Records from a collection:
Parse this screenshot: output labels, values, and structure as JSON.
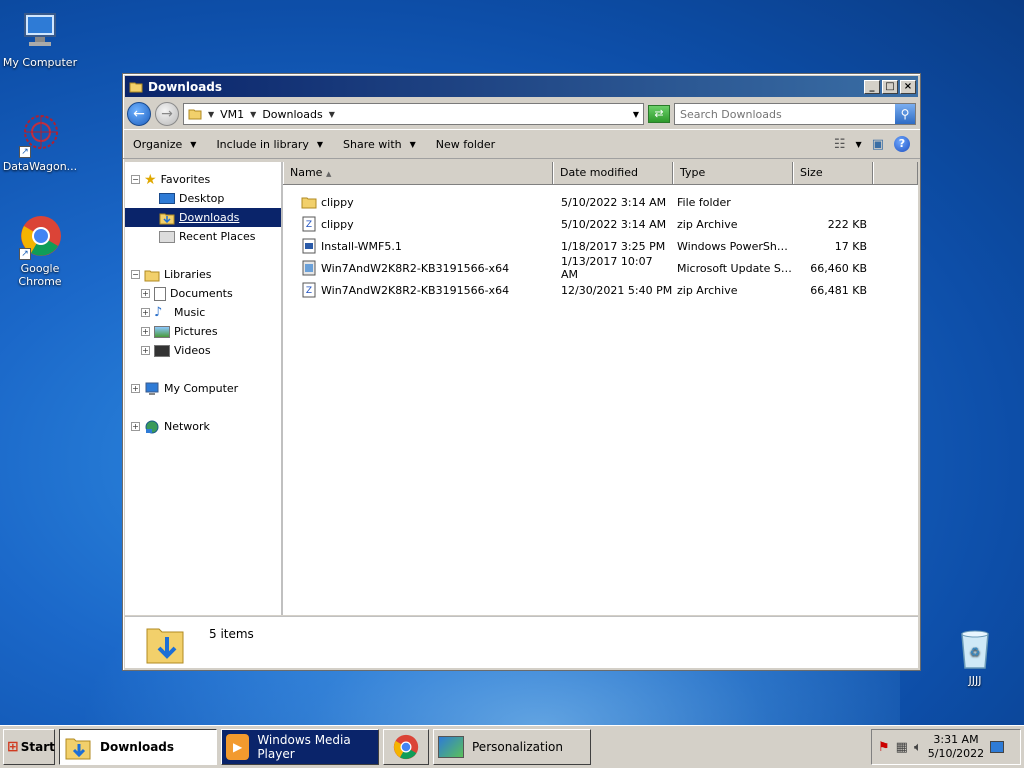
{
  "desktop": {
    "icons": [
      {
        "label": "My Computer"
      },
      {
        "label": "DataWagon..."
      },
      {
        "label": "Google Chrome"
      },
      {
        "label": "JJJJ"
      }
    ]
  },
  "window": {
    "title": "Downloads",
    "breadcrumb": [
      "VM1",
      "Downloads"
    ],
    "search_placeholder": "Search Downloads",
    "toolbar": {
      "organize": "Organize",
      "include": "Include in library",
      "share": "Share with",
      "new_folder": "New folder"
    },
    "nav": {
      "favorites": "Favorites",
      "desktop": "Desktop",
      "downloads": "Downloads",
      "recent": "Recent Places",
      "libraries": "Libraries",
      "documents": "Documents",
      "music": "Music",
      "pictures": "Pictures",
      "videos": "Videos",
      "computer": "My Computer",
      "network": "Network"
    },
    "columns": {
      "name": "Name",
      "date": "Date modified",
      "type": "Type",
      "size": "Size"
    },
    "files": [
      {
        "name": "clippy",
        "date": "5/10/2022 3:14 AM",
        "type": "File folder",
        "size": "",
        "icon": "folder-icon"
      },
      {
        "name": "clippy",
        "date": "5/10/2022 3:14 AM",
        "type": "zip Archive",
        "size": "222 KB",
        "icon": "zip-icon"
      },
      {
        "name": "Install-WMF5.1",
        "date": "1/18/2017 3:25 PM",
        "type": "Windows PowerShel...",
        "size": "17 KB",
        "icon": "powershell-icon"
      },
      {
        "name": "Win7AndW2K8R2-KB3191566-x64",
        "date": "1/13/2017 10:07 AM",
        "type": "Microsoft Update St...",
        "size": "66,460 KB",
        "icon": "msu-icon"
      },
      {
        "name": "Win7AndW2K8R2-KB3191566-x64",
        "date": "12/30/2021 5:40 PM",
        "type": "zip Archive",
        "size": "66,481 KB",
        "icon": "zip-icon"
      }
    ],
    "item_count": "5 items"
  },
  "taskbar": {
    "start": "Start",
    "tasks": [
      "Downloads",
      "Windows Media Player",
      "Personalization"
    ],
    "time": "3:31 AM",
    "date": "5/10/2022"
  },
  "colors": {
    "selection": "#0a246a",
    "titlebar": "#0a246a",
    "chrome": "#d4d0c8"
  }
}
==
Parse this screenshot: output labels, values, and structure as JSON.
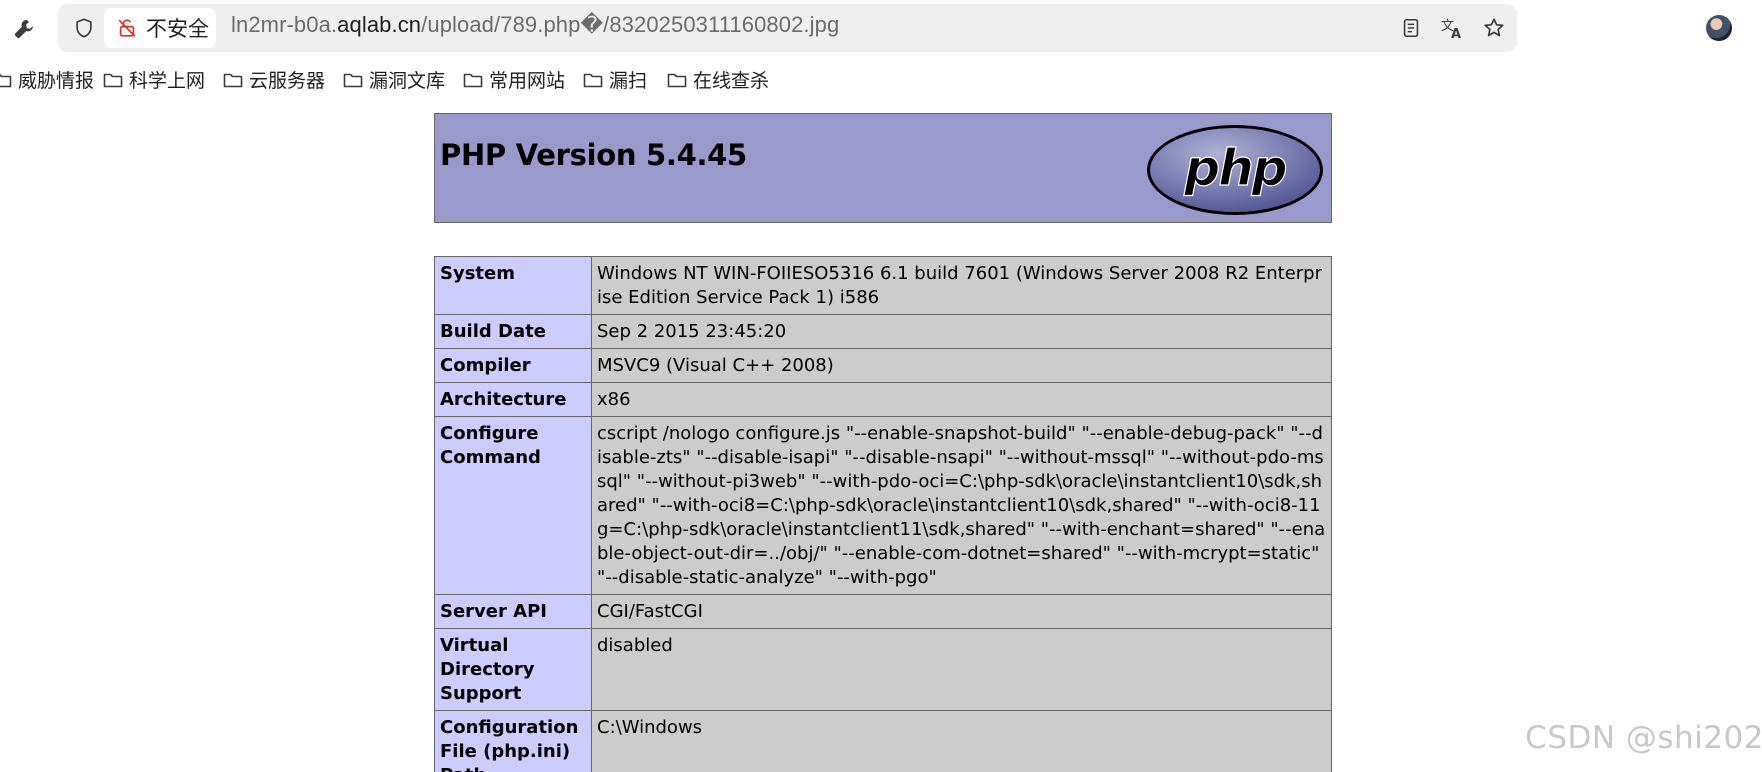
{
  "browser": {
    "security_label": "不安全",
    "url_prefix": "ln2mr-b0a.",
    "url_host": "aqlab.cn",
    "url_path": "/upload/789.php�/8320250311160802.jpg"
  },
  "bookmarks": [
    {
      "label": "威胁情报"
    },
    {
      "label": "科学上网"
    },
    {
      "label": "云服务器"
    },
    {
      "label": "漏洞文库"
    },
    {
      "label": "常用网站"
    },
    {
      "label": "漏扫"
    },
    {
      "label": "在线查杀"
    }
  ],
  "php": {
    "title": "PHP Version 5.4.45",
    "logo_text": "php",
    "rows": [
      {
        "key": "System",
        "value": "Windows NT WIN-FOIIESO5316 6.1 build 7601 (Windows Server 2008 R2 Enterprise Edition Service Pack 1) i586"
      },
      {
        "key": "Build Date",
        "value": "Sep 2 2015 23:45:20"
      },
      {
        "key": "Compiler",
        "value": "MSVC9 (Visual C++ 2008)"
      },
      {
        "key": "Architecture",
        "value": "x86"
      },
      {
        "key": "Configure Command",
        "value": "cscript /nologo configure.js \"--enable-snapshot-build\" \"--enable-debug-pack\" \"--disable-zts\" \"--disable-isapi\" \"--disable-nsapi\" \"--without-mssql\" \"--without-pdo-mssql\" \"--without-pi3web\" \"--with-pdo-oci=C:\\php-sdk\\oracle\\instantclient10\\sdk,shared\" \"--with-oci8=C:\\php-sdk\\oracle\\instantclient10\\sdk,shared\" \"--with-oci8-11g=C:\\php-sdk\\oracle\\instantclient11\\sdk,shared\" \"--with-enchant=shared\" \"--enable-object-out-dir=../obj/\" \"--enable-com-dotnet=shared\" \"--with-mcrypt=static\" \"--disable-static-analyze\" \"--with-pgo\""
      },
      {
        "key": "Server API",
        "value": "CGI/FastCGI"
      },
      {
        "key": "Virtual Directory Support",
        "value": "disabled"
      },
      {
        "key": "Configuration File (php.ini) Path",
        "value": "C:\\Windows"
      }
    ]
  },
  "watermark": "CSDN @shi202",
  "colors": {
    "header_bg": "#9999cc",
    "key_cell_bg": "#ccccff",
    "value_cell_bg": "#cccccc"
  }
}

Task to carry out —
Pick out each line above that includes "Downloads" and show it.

Solved problem —
    "title": "Downloads",
      "Downloads"
    "search_placeholder": "Search Downloads",
      "downloads": "Downloads",
      "Downloads",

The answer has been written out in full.